Apple’s controversial NeuralHash child abuse photo detection algorithm can also recognize images that have a different format or compression. A researcher has looked at the code, and says that it can also cause collisions.
Researcher Asuhariet Ygvar this week posted a tool on GitHub that creates its own version of NeuralHash. According to Ygvar, he got the code for this from iOS 14.3, which already contained the code. He managed to build a tool using reverse engineering. With Ygvar’s tool it is possible to try out the detection system on other phones before it is finally rolled out for all users. It is a Python script that can be used to find out the NeuralMatch hash on iOS or macOS. NeuralHash is the hashing algorithm that Apple will use in iOS 15. Ygvar says in a post on Reddit that he hopes researchers can “better understand” the algorithm and Apple’s technology with his tool.
Ygvar says initial experiments with the tool show that NeuralHash can handle scaling or compressing images. This means that an image will keep the same hash if it is compressed or resized. This does not happen when cropping or rotating images.

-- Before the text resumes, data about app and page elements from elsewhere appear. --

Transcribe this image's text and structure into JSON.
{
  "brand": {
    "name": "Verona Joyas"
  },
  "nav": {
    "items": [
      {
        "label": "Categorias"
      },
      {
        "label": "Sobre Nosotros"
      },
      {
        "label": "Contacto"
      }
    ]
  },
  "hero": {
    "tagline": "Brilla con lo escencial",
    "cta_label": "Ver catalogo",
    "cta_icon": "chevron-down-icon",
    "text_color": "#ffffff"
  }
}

Other researchers have already started working with the tool. One of them discovered that it is possible to cause a collision. That means two different images will produce the same hash. With many old hash algorithms such as MD5 or sha-1, this has become easy in recent years, so that they are no longer seen as safe. Ygvar confirms on GitHub that such a collision is indeed possible. When introducing the technology, Apple said there was “a one in a trillion chance” that there would be a hash match between two unrelated images.
Apple says in a conversation with journalists that the company has taken such collisions into account. Safeguards are said to have been built in so that users are not falsely suspected of uploading child abuse images. For example, Apple only receives a warning if at least thirty matches have been found. In addition, someone with malicious intent would have to access the hash database that Apple uses, which is not publicly available.
Apple announced so-called csam scanning last week. The company will locally scan iPhones and iPads for child sexual abuse material by hashing photos uploaded to iCloud and comparing those hashes with hashes from a database at the National Center for Missing and Exploited Children. The plan has been heavily criticized by security researchers, privacy activists and legal experts. That criticism concerns, among other things, that activists fear that Apple will also use the technology in the future for other unwanted image material such as terrorism or that governments will pressure Apple to censor other unwanted image material with the technology.